Data records
──────────────────────────────
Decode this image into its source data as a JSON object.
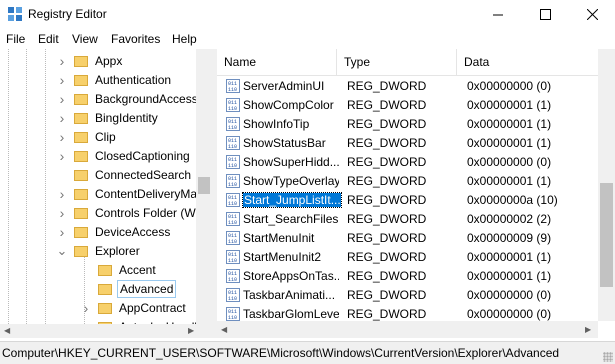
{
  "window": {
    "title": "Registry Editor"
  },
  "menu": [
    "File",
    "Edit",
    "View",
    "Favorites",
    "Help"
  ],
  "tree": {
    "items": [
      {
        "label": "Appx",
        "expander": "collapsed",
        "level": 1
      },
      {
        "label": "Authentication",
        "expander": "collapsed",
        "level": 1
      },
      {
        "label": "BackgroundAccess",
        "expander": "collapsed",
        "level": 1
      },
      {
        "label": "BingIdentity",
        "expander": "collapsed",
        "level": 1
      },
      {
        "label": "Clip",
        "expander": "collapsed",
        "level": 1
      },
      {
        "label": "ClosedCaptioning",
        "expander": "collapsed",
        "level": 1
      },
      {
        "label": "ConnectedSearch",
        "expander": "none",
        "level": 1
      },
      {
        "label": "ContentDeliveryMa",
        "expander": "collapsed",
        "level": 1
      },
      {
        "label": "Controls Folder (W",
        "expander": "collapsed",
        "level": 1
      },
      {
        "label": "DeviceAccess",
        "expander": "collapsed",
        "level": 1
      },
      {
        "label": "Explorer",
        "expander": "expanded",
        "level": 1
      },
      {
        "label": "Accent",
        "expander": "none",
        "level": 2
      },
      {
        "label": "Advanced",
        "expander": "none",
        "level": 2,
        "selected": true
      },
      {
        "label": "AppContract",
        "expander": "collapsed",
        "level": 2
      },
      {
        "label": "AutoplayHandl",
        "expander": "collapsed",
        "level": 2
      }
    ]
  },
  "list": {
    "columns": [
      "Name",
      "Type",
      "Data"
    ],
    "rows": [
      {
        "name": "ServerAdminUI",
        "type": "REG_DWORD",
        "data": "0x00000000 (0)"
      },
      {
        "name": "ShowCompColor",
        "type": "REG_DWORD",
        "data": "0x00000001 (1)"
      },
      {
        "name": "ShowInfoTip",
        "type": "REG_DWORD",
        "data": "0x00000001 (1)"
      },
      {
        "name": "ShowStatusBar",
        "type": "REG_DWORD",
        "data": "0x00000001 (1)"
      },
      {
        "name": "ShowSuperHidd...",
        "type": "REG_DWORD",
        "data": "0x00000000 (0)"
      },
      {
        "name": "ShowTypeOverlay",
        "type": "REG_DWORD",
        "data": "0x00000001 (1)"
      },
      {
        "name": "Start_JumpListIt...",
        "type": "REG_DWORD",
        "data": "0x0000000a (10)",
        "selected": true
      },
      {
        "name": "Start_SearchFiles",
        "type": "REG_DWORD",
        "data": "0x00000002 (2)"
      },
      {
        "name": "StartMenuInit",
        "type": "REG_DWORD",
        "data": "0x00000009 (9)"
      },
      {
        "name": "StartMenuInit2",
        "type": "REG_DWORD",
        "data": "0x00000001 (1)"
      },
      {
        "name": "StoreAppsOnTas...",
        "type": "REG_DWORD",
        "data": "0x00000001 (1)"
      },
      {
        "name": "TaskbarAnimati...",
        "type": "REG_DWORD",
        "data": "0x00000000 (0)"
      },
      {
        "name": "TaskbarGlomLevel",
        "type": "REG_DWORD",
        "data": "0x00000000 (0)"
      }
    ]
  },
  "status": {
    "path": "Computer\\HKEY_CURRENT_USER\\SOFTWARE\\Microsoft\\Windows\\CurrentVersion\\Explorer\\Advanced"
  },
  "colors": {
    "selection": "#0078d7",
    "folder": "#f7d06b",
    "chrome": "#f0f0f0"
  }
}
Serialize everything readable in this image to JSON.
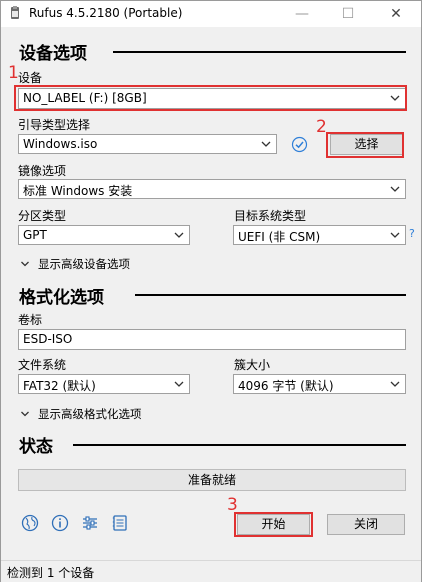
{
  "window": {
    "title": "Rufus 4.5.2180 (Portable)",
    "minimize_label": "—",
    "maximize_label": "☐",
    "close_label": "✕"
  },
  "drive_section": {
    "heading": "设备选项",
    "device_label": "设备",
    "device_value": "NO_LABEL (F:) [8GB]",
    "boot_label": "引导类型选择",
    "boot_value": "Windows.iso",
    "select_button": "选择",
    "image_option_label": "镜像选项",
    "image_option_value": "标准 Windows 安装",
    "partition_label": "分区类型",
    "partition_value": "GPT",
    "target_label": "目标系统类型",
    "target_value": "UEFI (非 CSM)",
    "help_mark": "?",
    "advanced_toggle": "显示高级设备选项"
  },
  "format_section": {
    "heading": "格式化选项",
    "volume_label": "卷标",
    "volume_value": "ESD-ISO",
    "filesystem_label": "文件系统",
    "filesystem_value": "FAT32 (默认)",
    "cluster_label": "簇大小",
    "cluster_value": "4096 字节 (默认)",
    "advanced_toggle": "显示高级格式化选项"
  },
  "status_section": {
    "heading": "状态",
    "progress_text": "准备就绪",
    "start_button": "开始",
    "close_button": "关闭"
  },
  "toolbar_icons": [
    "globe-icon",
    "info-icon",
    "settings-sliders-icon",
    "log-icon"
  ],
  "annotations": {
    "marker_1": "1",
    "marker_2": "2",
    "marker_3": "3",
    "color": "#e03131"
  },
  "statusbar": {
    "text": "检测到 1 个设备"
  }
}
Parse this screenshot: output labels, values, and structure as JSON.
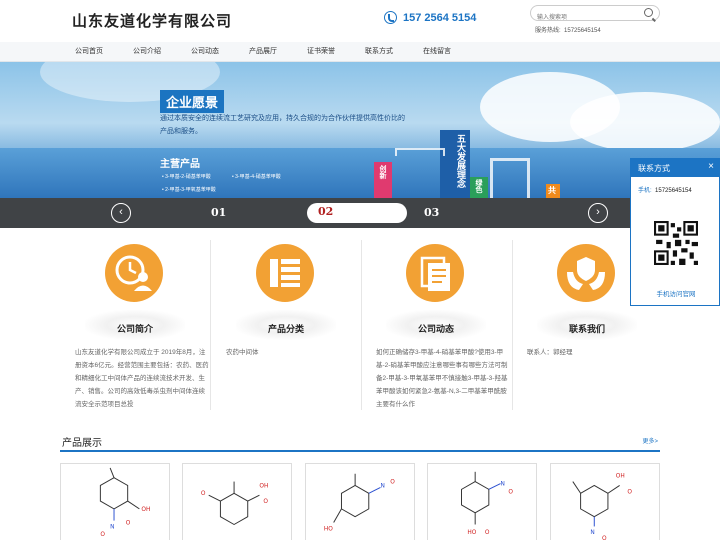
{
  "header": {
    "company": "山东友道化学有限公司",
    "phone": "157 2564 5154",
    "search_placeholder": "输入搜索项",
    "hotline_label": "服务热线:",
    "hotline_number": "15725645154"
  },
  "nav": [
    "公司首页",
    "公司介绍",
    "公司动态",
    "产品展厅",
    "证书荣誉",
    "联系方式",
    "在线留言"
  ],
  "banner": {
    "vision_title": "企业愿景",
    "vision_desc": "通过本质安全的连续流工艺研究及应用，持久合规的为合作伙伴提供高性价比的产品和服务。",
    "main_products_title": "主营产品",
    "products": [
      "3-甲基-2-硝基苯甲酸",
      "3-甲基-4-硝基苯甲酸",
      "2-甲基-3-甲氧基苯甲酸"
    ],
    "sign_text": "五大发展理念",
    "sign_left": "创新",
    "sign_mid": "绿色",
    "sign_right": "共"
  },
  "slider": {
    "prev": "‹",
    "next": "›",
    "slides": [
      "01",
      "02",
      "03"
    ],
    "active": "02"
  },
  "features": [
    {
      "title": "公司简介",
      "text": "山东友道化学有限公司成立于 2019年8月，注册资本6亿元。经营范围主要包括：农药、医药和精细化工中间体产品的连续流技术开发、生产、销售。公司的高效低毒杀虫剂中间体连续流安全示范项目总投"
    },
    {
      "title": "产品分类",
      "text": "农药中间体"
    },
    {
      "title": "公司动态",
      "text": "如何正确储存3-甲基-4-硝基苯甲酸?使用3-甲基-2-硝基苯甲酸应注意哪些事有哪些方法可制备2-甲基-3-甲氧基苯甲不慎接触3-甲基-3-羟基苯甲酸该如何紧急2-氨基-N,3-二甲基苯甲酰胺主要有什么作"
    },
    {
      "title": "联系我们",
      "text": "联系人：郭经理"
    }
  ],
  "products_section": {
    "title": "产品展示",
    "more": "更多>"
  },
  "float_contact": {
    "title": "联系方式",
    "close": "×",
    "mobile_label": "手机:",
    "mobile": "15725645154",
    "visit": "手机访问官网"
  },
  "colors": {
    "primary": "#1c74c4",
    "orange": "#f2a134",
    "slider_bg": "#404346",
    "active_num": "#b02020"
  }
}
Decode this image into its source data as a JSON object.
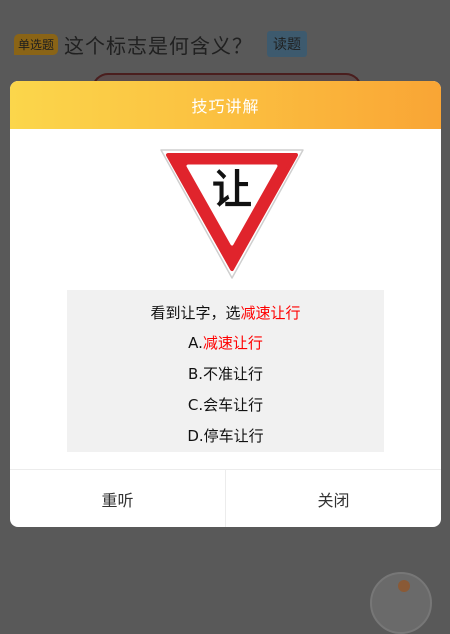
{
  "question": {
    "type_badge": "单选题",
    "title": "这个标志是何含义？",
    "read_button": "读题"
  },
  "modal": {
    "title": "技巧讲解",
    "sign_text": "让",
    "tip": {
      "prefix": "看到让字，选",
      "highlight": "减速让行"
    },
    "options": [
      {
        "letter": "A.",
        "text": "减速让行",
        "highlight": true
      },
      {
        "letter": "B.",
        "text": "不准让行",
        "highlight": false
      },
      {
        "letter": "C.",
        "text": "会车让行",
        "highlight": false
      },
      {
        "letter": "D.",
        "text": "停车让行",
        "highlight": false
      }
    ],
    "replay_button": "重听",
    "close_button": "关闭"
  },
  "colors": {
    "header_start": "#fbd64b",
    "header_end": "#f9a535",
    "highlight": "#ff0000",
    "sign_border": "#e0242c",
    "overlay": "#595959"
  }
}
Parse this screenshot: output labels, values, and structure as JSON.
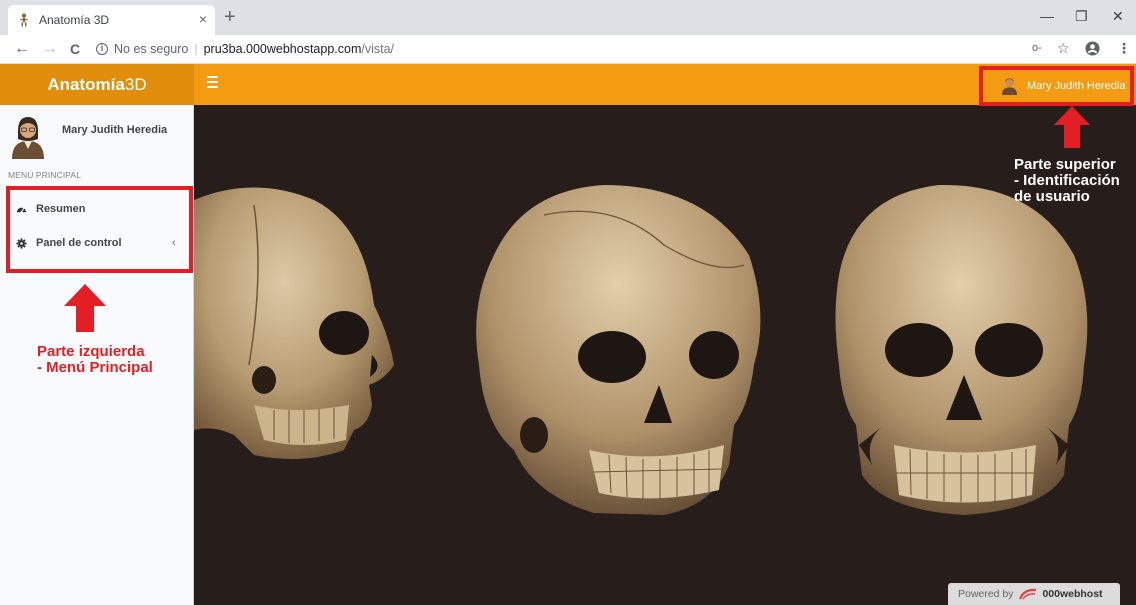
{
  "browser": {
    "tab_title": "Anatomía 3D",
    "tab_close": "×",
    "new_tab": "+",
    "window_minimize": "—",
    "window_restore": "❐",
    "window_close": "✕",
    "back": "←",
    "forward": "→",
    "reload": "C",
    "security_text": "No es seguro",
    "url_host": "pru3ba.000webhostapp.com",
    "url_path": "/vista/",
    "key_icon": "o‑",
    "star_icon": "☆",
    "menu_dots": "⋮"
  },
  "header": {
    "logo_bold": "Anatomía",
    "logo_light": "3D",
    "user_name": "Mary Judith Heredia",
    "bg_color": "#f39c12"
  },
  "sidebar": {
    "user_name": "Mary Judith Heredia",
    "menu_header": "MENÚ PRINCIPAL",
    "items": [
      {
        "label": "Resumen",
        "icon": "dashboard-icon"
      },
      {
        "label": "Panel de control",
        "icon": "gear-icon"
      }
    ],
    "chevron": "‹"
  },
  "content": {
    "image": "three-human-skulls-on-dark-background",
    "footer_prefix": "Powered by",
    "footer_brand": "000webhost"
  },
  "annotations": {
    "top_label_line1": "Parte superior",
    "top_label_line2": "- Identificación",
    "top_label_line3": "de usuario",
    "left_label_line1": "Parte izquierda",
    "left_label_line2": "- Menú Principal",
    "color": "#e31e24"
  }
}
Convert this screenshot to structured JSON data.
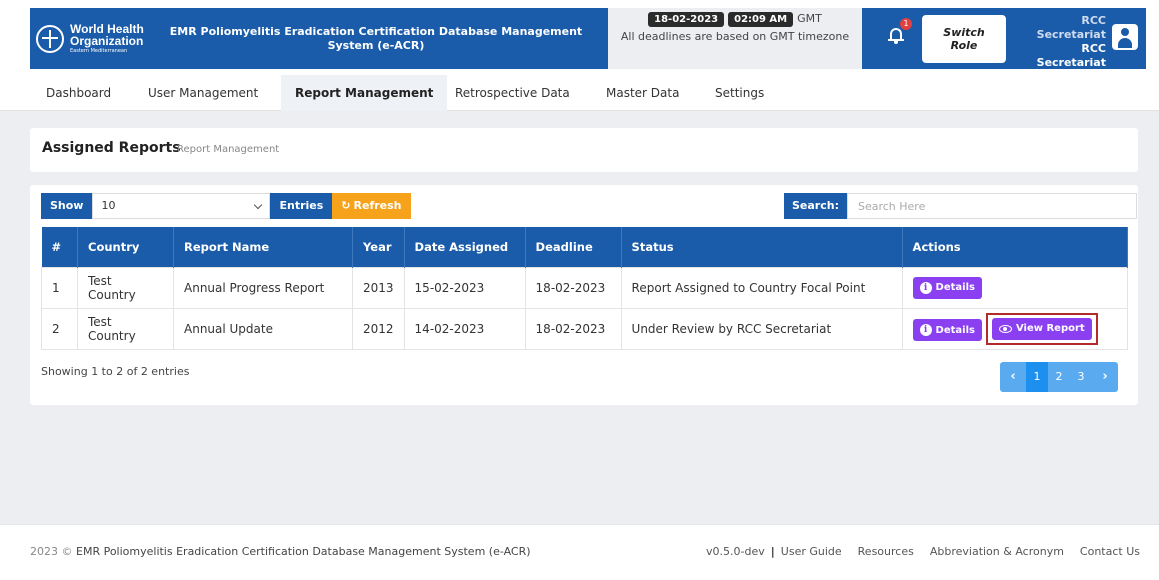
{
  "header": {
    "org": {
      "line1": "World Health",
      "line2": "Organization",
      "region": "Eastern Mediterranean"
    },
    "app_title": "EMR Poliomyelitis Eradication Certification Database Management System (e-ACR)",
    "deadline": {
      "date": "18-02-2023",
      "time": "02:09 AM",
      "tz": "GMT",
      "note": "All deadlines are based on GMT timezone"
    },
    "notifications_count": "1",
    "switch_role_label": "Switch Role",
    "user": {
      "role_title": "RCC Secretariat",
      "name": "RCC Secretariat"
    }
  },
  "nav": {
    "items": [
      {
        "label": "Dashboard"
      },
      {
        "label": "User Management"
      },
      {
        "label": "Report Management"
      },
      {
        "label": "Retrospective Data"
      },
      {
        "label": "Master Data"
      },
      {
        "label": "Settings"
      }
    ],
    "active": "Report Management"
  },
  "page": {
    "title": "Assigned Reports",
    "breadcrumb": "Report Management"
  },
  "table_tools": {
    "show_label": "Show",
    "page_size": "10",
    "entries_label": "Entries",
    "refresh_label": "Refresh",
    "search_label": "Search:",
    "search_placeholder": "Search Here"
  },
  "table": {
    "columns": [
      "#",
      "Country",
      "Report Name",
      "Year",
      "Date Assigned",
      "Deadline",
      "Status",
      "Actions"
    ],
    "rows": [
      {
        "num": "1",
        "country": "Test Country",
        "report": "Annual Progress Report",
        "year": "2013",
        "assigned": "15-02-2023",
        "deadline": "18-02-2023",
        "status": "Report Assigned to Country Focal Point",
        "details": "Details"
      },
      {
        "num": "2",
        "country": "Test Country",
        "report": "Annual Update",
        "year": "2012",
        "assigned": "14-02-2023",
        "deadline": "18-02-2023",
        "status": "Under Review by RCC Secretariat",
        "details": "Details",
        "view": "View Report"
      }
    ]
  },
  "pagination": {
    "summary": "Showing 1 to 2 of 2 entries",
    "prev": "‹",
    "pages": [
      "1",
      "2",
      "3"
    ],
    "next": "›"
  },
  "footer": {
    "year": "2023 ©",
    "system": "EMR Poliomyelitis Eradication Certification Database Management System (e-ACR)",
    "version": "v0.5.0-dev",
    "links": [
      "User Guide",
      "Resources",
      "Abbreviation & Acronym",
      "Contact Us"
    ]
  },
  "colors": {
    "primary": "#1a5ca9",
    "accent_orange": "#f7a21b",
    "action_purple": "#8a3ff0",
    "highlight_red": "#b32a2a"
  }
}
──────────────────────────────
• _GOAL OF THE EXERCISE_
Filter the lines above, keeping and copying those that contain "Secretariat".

• _REPLY TO THE TASK_
      "role_title": "RCC Secretariat",
      "name": "RCC Secretariat"
        "status": "Under Review by RCC Secretariat",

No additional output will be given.